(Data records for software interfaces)
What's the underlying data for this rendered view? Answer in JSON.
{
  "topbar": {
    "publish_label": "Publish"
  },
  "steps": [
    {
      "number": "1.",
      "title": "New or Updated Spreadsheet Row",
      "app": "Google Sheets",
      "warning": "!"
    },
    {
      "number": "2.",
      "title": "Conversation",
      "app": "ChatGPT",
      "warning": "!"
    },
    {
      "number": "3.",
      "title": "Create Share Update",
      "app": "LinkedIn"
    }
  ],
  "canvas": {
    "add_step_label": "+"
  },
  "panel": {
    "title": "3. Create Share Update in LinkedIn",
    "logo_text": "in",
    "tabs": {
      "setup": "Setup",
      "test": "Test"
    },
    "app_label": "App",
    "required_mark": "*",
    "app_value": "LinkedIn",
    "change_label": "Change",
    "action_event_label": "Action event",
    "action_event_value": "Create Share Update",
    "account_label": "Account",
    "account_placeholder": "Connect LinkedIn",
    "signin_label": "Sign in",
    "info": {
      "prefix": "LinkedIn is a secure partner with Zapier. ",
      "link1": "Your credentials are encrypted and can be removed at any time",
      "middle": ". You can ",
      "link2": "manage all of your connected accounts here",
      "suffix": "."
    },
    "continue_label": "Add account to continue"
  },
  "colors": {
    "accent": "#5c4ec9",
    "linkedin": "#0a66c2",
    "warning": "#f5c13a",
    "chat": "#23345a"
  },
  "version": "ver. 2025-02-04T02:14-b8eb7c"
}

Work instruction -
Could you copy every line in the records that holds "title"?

Result of the task -
      "title": "New or Updated Spreadsheet Row",
      "title": "Conversation",
      "title": "Create Share Update",
    "title": "3. Create Share Update in LinkedIn",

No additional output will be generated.